A new online library that digitizes selected holdings from more than 30 institutions around the world, including the Yale University library, officially launched Tuesday in a Paris ceremony.

The World Digital Library assembles a collection of materials — including manuscripts, maps and rare books, among others — into an online database and makes them available free of charge to any Internet user. The Library of Congress developed the WDL in cooperation with 33 institutions and sponsorship from several major private U.S. corporations.

“One of the Library’s highest priorities is to support and promote Yale as a truly global university,” Associate University Librarian for Collections and International Programs Ann Okerson said in a statement. “The World Digital Library will not only open many of our collections to the world, but will also support teaching and scholarship at Yale in area studies, languages and world cultures.”
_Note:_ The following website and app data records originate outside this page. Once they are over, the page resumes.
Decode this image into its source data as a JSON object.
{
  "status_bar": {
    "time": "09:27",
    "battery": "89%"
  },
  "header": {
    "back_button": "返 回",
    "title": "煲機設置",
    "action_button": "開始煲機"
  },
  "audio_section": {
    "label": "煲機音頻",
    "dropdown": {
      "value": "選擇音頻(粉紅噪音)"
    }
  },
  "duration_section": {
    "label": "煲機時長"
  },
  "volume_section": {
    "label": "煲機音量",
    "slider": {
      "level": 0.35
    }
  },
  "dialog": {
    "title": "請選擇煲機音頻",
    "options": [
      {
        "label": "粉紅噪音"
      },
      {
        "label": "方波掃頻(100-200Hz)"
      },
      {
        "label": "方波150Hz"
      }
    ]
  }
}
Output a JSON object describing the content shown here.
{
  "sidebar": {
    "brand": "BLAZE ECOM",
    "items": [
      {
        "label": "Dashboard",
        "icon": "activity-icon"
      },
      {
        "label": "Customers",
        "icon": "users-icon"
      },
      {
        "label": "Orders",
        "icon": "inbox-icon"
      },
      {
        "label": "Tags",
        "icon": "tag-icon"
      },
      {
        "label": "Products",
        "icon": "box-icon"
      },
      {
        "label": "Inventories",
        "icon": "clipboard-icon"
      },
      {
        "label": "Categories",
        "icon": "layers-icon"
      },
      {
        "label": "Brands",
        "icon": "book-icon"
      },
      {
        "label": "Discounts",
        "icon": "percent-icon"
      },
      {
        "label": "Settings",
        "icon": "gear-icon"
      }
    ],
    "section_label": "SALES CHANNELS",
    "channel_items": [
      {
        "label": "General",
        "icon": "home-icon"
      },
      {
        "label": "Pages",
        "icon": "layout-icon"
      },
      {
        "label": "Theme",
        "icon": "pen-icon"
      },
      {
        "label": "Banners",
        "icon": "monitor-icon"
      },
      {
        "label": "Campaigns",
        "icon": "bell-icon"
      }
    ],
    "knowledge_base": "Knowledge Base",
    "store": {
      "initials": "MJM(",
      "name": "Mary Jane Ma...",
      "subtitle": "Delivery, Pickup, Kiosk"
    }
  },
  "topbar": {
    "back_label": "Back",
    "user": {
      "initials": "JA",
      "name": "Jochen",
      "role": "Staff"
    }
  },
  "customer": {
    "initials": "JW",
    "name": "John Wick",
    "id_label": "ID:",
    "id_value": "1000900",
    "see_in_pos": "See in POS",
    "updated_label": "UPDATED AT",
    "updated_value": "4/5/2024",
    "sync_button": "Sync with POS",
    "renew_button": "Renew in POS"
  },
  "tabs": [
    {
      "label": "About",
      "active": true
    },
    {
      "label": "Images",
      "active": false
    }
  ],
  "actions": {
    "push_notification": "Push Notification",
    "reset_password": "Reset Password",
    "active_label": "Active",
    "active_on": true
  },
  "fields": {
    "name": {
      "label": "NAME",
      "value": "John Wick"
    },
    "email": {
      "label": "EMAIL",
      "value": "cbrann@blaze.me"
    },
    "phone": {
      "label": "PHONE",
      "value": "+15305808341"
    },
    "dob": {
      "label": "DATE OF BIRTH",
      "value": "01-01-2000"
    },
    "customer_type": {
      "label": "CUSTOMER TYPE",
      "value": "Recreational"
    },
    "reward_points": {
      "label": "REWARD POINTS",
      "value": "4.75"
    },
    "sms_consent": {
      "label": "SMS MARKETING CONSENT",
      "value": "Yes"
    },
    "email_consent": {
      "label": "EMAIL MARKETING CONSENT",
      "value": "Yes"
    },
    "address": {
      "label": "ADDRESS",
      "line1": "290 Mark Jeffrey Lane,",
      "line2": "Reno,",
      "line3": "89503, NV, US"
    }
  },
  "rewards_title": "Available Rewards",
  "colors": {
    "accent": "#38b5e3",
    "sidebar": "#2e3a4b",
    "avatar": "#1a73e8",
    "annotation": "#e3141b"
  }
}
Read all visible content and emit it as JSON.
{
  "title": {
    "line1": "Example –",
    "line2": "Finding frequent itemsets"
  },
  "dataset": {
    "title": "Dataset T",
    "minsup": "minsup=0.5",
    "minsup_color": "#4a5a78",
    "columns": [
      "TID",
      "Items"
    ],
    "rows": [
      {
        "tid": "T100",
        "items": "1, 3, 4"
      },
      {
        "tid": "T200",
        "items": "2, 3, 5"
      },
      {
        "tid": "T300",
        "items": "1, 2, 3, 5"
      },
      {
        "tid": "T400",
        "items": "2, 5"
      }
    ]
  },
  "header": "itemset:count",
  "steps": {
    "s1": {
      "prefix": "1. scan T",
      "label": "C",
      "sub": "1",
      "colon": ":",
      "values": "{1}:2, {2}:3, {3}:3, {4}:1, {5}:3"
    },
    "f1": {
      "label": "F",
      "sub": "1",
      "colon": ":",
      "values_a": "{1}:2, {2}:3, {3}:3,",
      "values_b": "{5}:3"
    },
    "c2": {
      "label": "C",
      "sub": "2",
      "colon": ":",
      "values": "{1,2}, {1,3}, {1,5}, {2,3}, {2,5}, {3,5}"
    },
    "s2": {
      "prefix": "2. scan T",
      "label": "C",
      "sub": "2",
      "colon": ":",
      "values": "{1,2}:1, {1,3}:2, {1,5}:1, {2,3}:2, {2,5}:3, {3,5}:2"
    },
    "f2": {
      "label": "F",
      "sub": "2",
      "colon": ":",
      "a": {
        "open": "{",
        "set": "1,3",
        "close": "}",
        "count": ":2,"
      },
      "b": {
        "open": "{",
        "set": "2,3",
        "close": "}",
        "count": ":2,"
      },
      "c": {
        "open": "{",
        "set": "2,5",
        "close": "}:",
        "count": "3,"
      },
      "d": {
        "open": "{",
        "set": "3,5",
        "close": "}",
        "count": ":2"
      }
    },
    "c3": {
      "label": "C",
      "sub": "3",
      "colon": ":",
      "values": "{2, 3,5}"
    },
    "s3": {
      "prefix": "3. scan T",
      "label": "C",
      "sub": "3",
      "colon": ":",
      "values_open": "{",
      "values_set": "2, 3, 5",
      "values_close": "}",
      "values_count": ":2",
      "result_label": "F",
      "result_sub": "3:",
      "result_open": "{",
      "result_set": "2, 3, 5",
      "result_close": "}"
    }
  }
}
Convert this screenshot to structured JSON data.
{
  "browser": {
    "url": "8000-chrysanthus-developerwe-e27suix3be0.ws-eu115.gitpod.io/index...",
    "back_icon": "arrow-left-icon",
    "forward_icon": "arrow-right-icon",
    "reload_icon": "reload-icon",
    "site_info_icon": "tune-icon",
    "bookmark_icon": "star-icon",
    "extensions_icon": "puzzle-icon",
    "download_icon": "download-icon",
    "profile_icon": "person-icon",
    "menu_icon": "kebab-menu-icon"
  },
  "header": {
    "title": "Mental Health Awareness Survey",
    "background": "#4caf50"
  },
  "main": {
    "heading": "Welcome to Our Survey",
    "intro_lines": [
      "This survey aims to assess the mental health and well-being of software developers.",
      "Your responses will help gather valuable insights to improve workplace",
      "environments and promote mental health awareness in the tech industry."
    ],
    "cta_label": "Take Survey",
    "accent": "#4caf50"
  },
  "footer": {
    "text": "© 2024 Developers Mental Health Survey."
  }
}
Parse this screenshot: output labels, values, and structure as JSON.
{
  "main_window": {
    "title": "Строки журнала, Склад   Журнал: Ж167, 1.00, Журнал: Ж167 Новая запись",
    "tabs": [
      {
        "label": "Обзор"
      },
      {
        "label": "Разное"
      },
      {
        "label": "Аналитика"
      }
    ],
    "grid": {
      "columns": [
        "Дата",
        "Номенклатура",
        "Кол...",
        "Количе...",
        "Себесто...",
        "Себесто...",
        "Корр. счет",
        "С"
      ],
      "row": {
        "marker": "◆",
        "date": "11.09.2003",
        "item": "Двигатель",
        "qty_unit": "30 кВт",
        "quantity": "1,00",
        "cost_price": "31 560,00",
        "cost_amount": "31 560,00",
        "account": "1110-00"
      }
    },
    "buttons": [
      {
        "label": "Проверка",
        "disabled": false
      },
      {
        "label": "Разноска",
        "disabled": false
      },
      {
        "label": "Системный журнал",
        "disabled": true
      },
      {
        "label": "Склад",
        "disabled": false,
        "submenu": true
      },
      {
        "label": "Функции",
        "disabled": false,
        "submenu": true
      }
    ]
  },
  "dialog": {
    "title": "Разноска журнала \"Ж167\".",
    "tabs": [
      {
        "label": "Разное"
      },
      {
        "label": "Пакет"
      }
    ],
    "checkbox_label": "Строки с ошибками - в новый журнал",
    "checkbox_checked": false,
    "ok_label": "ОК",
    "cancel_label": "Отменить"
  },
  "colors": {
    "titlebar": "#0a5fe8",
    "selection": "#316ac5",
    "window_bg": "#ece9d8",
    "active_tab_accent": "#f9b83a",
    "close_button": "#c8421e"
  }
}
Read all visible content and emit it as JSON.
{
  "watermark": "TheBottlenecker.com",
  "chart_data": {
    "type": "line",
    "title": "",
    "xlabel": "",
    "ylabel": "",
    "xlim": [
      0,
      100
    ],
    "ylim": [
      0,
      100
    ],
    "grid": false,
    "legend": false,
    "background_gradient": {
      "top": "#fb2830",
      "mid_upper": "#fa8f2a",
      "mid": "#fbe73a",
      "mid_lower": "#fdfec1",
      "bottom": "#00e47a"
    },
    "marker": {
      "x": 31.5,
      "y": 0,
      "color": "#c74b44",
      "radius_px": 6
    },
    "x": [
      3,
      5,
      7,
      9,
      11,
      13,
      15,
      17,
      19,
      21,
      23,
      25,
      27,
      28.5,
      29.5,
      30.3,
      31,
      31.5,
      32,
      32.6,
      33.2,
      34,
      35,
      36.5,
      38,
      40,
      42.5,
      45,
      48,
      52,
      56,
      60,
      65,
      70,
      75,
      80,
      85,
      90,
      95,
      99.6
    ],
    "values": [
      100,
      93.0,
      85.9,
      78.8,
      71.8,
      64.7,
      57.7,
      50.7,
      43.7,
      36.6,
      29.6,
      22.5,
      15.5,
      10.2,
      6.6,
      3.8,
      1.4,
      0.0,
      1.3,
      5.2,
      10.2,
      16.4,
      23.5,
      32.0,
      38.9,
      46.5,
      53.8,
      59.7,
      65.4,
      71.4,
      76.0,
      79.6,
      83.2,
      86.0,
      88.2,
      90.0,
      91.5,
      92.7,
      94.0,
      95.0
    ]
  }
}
The WDL can accommodate an unlimited number of entries across all disciplines. The site displays each entry with a video explanation of the item, provided by a representative of the institution that contributed the item.

So far, Yale has uploaded 27 items from collections unique to the University. The contribution includes 22 pencil drawings of Amistad slave ship prisoners, a primer in Arabic calligraphy and a journal kept by a member of Ferdinand Magellan’s 1522 circumnavigation of the globe.

“We will certainly be adding more content,” Library Communications Coordinator Geoffrey Little said. “We could have a large amount of material coming from all libraries, Yale University Art Gallery, the Yale Center for British Art.”

Okerson, who was in Paris for the launch ceremony, declined to comment on Tuesday afternoon.

According to the WDL’s Web site, the collection aims to “build capacity in partner institutions to narrow the digital divide within and between countries.”

At launch, World Digital Library contained about 1,200 documents in Arabic, Chinese, English, French, Portuguese, Russian and Spanish. Little said the number of entries is expected to increase exponentially as more institutions join and current contributors digitize more archives.

The Library of Congress, Brown University Library, John Carter Brown Library and Yale University Library are the only four North American institutions participating in this project.